▸ WHAT IS REQUIRED: The answer must consist of the records, repeated exactly.

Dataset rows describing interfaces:
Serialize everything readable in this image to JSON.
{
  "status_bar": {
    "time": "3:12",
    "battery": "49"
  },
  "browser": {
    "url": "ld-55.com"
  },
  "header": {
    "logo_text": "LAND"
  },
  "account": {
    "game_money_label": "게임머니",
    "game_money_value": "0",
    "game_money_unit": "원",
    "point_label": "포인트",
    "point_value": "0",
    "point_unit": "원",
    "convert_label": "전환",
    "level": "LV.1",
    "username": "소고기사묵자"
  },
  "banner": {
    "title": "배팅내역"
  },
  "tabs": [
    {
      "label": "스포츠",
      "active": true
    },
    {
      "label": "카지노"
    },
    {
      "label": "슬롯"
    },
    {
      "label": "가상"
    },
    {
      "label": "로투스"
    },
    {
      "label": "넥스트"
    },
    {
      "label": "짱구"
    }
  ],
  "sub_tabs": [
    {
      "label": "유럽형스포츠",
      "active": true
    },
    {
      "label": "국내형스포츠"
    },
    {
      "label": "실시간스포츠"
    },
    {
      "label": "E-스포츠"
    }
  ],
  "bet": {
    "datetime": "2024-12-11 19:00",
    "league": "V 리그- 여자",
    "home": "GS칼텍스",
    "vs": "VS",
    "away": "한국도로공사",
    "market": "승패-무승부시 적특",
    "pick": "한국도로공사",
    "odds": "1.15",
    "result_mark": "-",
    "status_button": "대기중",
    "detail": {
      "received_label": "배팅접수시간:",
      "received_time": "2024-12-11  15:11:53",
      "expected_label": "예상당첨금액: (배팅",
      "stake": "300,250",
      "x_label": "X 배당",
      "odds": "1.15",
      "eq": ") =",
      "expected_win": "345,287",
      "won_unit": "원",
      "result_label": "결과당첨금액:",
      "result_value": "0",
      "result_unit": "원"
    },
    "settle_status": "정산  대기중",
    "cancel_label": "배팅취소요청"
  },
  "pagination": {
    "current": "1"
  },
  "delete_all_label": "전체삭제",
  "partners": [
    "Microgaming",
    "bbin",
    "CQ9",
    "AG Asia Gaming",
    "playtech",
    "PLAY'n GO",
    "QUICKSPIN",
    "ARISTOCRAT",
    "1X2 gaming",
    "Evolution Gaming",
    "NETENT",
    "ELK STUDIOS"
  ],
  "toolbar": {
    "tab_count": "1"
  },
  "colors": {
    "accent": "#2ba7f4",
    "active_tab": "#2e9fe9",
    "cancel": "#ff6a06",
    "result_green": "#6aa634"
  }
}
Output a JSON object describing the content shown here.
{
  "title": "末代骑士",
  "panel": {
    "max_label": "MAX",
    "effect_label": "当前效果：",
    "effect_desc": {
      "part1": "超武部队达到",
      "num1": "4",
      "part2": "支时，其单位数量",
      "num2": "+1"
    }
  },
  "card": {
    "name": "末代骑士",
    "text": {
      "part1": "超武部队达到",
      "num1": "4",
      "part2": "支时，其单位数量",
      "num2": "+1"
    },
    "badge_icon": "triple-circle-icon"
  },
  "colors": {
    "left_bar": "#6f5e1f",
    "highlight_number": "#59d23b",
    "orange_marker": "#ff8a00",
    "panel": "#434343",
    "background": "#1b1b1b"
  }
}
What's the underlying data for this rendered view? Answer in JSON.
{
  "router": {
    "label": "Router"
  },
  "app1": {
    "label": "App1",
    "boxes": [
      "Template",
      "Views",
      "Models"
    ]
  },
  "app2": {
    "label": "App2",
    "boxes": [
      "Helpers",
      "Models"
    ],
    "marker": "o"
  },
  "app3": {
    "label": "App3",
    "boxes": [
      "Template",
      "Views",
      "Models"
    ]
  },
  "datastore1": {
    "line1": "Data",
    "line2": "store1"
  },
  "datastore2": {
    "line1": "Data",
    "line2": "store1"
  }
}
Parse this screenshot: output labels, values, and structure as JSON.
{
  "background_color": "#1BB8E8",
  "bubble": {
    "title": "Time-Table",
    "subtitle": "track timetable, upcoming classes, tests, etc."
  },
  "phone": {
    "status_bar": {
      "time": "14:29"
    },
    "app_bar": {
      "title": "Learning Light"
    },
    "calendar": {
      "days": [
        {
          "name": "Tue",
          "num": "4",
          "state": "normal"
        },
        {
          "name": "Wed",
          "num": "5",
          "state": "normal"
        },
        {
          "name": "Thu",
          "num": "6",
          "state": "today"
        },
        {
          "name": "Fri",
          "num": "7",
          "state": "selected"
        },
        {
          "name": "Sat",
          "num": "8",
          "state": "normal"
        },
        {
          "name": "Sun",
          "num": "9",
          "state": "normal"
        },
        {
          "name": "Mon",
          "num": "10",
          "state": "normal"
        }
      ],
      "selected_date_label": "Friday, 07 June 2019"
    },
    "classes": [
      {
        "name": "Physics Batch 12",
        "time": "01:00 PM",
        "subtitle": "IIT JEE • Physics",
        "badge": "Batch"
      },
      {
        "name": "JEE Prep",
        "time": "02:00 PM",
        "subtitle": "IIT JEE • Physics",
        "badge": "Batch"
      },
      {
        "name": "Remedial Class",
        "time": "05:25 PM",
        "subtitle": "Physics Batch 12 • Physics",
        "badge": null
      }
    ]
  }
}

▸ RESPONSE BELOW:
Serialize everything readable in this image to JSON.
{
  "status_bar": {
    "time": "3:12",
    "battery": "49"
  },
  "browser": {
    "url": "ld-55.com"
  },
  "header": {
    "logo_text": "LAND"
  },
  "account": {
    "game_money_label": "게임머니",
    "game_money_value": "0",
    "game_money_unit": "원",
    "point_label": "포인트",
    "point_value": "0",
    "point_unit": "원",
    "convert_label": "전환",
    "level": "LV.1",
    "username": "소고기사묵자"
  },
  "banner": {
    "title": "배팅내역"
  },
  "tabs": [
    {
      "label": "스포츠",
      "active": true
    },
    {
      "label": "카지노"
    },
    {
      "label": "슬롯"
    },
    {
      "label": "가상"
    },
    {
      "label": "로투스"
    },
    {
      "label": "넥스트"
    },
    {
      "label": "짱구"
    }
  ],
  "sub_tabs": [
    {
      "label": "유럽형스포츠",
      "active": true
    },
    {
      "label": "국내형스포츠"
    },
    {
      "label": "실시간스포츠"
    },
    {
      "label": "E-스포츠"
    }
  ],
  "bet": {
    "datetime": "2024-12-11 19:00",
    "league": "V 리그- 여자",
    "home": "GS칼텍스",
    "vs": "VS",
    "away": "한국도로공사",
    "market": "승패-무승부시 적특",
    "pick": "한국도로공사",
    "odds": "1.15",
    "result_mark": "-",
    "status_button": "대기중",
    "detail": {
      "received_label": "배팅접수시간:",
      "received_time": "2024-12-11  15:11:53",
      "expected_label": "예상당첨금액: (배팅",
      "stake": "300,250",
      "x_label": "X 배당",
      "odds": "1.15",
      "eq": ") =",
      "expected_win": "345,287",
      "won_unit": "원",
      "result_label": "결과당첨금액:",
      "result_value": "0",
      "result_unit": "원"
    },
    "settle_status": "정산  대기중",
    "cancel_label": "배팅취소요청"
  },
  "pagination": {
    "current": "1"
  },
  "delete_all_label": "전체삭제",
  "partners": [
    "Microgaming",
    "bbin",
    "CQ9",
    "AG Asia Gaming",
    "playtech",
    "PLAY'n GO",
    "QUICKSPIN",
    "ARISTOCRAT",
    "1X2 gaming",
    "Evolution Gaming",
    "NETENT",
    "ELK STUDIOS"
  ],
  "toolbar": {
    "tab_count": "1"
  },
  "colors": {
    "accent": "#2ba7f4",
    "active_tab": "#2e9fe9",
    "cancel": "#ff6a06",
    "result_green": "#6aa634"
  }
}
Output a JSON object describing the content shown here.
{
  "title": "末代骑士",
  "panel": {
    "max_label": "MAX",
    "effect_label": "当前效果：",
    "effect_desc": {
      "part1": "超武部队达到",
      "num1": "4",
      "part2": "支时，其单位数量",
      "num2": "+1"
    }
  },
  "card": {
    "name": "末代骑士",
    "text": {
      "part1": "超武部队达到",
      "num1": "4",
      "part2": "支时，其单位数量",
      "num2": "+1"
    },
    "badge_icon": "triple-circle-icon"
  },
  "colors": {
    "left_bar": "#6f5e1f",
    "highlight_number": "#59d23b",
    "orange_marker": "#ff8a00",
    "panel": "#434343",
    "background": "#1b1b1b"
  }
}
What's the underlying data for this rendered view? Answer in JSON.
{
  "router": {
    "label": "Router"
  },
  "app1": {
    "label": "App1",
    "boxes": [
      "Template",
      "Views",
      "Models"
    ]
  },
  "app2": {
    "label": "App2",
    "boxes": [
      "Helpers",
      "Models"
    ],
    "marker": "o"
  },
  "app3": {
    "label": "App3",
    "boxes": [
      "Template",
      "Views",
      "Models"
    ]
  },
  "datastore1": {
    "line1": "Data",
    "line2": "store1"
  },
  "datastore2": {
    "line1": "Data",
    "line2": "store1"
  }
}
Parse this screenshot: output labels, values, and structure as JSON.
{
  "background_color": "#1BB8E8",
  "bubble": {
    "title": "Time-Table",
    "subtitle": "track timetable, upcoming classes, tests, etc."
  },
  "phone": {
    "status_bar": {
      "time": "14:29"
    },
    "app_bar": {
      "title": "Learning Light"
    },
    "calendar": {
      "days": [
        {
          "name": "Tue",
          "num": "4",
          "state": "normal"
        },
        {
          "name": "Wed",
          "num": "5",
          "state": "normal"
        },
        {
          "name": "Thu",
          "num": "6",
          "state": "today"
        },
        {
          "name": "Fri",
          "num": "7",
          "state": "selected"
        },
        {
          "name": "Sat",
          "num": "8",
          "state": "normal"
        },
        {
          "name": "Sun",
          "num": "9",
          "state": "normal"
        },
        {
          "name": "Mon",
          "num": "10",
          "state": "normal"
        }
      ],
      "selected_date_label": "Friday, 07 June 2019"
    },
    "classes": [
      {
        "name": "Physics Batch 12",
        "time": "01:00 PM",
        "subtitle": "IIT JEE • Physics",
        "badge": "Batch"
      },
      {
        "name": "JEE Prep",
        "time": "02:00 PM",
        "subtitle": "IIT JEE • Physics",
        "badge": "Batch"
      },
      {
        "name": "Remedial Class",
        "time": "05:25 PM",
        "subtitle": "Physics Batch 12 • Physics",
        "badge": null
      }
    ]
  }
}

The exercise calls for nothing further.